WHAT YOU WILL DO
Look through the listing for the word "生成矢量". Copy each line that has it.

RECORDS SUPPLIED
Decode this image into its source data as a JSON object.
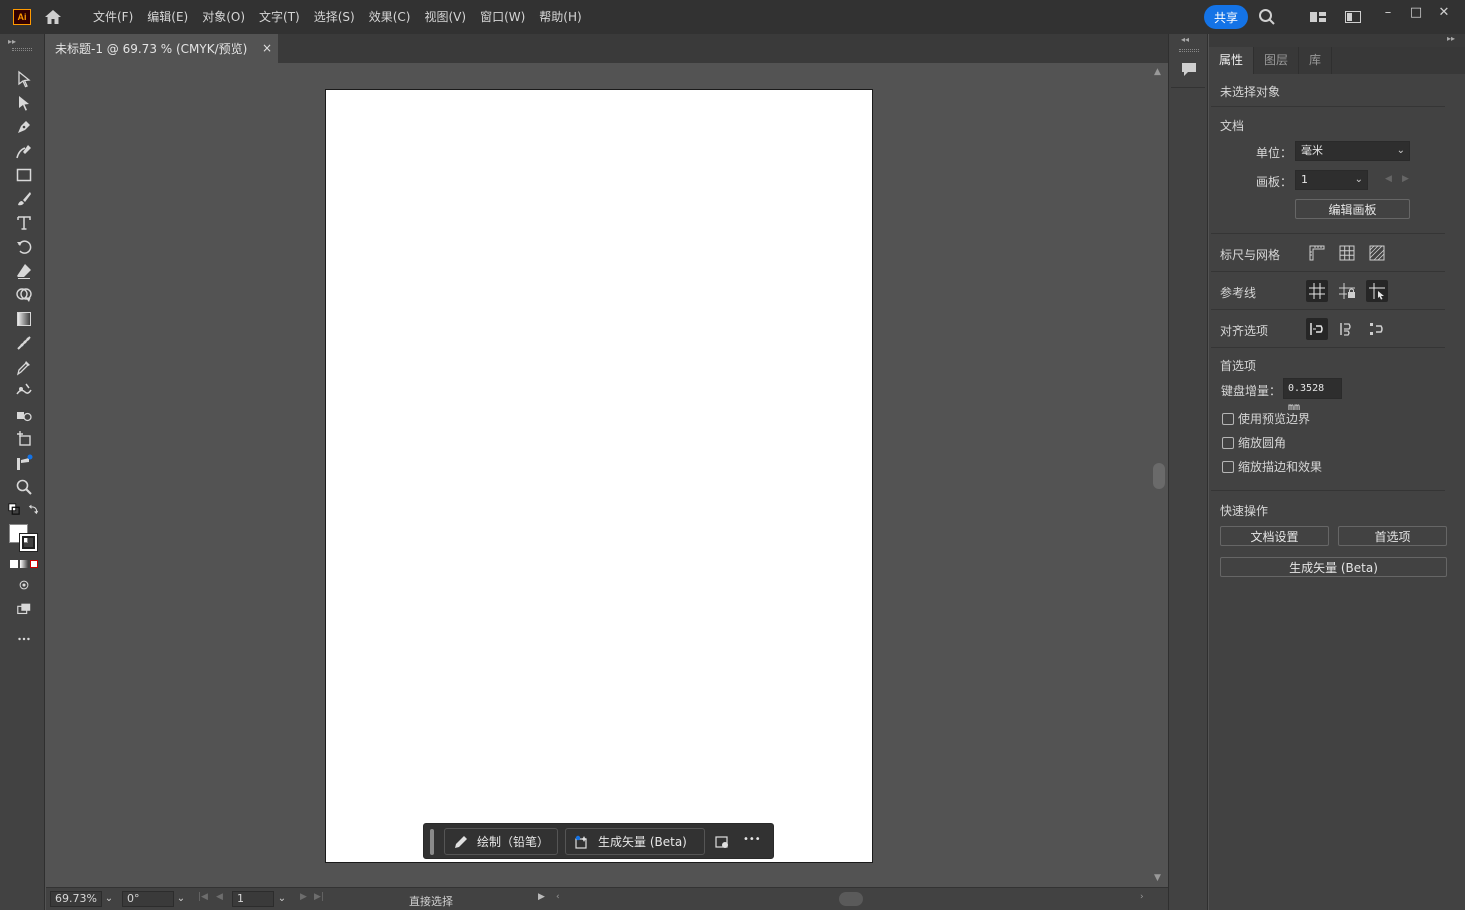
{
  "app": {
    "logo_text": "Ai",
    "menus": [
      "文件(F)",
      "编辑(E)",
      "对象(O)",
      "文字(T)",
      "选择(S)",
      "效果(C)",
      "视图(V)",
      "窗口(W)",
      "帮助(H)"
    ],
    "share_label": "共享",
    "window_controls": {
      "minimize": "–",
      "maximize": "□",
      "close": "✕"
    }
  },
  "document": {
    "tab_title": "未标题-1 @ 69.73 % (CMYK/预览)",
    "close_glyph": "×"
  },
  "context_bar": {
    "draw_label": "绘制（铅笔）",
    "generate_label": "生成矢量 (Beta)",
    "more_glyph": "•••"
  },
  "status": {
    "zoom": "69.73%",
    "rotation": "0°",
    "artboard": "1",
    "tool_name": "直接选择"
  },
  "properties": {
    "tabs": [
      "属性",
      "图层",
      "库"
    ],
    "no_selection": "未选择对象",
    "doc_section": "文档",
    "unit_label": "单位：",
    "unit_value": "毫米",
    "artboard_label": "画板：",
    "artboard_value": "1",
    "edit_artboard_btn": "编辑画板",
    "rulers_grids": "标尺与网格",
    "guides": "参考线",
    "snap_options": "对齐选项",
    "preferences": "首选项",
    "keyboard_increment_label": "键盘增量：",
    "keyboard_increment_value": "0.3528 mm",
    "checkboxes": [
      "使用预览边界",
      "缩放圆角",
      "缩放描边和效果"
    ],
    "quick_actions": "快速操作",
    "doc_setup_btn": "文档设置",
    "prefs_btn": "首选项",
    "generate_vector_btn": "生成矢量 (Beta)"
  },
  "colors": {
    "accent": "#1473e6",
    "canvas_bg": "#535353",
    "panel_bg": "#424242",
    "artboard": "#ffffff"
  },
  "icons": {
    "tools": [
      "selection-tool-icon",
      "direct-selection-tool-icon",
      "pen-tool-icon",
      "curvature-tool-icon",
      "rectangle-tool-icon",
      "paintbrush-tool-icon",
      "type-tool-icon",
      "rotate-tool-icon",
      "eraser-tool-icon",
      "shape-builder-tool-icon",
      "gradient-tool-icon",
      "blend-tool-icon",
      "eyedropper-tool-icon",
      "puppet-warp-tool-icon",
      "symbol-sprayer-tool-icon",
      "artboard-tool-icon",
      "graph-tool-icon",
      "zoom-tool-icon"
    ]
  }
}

ANSWER BOX
    "generate_label": "生成矢量 (Beta)",
    "generate_vector_btn": "生成矢量 (Beta)"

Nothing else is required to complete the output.